• **What you need to do**:
Report how many lines of the data contain the string "Structure". Add nothing.

------------------------

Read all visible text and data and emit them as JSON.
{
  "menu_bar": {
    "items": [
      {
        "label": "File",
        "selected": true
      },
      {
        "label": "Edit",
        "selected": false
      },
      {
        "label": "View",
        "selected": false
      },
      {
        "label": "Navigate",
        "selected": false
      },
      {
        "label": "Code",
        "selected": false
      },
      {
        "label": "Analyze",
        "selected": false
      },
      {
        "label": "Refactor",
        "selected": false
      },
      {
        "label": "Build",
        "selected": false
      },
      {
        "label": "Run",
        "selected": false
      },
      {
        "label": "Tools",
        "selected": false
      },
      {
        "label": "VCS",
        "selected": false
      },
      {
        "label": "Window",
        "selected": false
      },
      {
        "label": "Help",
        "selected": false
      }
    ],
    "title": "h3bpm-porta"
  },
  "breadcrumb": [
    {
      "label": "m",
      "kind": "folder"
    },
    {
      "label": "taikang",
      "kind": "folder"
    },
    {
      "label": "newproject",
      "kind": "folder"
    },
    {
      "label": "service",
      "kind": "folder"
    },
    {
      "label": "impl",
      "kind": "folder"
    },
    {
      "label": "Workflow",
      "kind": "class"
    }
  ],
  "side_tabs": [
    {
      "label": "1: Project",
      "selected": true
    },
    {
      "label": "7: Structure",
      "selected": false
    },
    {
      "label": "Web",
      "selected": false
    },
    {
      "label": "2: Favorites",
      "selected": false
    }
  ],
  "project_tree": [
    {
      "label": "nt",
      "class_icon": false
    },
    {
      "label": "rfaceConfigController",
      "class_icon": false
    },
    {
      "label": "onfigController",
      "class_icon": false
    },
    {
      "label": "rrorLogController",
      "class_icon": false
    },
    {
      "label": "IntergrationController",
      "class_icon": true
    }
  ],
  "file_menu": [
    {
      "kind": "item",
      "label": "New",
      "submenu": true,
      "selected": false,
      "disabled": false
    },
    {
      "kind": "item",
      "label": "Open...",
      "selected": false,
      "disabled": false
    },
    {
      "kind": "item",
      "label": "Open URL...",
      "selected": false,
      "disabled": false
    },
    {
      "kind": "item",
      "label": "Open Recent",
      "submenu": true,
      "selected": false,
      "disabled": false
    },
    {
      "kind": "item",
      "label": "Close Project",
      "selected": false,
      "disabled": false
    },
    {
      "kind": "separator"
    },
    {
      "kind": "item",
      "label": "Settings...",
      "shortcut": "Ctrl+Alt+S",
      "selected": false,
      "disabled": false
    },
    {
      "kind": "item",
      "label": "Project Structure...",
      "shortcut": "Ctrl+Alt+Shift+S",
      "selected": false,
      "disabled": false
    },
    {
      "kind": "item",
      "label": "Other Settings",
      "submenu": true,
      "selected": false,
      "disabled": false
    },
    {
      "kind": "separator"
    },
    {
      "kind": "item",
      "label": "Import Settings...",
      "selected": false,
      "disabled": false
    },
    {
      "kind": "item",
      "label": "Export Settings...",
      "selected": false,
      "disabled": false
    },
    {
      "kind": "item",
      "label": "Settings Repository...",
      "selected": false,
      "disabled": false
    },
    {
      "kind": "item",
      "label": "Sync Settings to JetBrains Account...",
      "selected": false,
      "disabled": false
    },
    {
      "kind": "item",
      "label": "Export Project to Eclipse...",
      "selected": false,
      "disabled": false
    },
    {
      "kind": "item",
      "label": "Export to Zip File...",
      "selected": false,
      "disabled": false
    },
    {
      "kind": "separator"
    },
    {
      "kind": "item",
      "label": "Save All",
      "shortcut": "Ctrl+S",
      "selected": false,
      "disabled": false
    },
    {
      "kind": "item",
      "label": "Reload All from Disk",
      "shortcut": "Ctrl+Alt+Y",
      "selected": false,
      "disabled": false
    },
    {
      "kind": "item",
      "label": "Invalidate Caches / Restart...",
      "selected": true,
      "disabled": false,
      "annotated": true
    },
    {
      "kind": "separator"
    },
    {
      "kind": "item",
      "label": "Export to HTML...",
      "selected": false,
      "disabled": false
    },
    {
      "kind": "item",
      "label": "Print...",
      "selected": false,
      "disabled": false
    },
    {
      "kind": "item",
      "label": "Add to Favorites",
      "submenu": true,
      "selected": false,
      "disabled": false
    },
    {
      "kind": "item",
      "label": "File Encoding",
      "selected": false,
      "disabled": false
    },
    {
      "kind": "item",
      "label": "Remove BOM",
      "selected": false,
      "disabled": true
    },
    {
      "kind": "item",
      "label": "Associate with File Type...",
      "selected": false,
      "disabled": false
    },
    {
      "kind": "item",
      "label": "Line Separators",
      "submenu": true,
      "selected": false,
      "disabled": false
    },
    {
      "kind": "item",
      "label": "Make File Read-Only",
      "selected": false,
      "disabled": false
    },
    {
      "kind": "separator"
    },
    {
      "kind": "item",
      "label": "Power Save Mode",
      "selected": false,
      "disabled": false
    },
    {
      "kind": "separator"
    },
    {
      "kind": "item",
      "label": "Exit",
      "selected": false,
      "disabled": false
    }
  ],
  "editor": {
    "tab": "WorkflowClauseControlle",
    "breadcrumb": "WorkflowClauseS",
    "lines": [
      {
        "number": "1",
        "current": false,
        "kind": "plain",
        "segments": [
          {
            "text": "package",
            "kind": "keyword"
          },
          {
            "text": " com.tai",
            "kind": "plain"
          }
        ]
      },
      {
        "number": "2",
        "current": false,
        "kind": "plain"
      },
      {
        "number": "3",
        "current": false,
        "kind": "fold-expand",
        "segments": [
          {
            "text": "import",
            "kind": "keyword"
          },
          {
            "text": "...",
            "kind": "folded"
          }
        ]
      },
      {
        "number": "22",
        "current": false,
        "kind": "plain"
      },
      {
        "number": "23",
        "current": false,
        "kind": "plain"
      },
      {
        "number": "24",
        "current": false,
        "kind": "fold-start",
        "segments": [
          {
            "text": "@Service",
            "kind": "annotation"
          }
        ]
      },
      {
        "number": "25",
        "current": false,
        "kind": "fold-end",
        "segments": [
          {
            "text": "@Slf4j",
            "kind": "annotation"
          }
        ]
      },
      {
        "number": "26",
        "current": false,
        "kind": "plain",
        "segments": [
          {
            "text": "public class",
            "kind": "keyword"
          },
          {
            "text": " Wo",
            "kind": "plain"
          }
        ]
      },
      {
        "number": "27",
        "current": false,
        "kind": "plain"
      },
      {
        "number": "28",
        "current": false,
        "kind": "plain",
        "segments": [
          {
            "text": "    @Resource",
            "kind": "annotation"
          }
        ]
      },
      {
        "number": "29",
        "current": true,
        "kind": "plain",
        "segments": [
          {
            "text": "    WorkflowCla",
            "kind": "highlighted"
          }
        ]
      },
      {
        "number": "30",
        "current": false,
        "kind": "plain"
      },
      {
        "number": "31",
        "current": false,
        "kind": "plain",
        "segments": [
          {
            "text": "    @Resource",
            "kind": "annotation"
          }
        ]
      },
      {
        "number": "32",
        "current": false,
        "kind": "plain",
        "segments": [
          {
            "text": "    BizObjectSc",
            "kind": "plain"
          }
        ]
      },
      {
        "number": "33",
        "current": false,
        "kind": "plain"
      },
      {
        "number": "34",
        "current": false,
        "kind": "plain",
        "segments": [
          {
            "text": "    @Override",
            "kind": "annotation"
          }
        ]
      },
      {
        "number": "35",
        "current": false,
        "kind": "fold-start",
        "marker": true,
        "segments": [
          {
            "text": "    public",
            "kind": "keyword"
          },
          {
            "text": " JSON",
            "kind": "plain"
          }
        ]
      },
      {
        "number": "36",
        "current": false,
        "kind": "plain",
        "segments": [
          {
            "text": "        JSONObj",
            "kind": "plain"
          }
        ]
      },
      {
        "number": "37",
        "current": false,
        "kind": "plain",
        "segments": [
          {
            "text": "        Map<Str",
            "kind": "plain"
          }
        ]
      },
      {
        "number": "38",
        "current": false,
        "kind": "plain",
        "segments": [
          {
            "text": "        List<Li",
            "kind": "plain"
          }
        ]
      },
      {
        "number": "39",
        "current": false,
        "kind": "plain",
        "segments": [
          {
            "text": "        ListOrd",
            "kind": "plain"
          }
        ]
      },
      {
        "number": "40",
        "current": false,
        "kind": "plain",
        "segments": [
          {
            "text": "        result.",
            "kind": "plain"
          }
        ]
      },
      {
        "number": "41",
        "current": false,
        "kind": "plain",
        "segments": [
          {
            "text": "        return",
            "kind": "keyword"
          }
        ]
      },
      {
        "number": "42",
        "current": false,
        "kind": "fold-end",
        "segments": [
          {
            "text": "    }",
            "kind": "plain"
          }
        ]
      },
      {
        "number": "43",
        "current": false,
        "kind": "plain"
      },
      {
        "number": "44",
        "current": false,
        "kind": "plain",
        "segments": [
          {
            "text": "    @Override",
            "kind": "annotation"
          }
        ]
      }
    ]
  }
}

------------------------

• **Answer for the task**:
2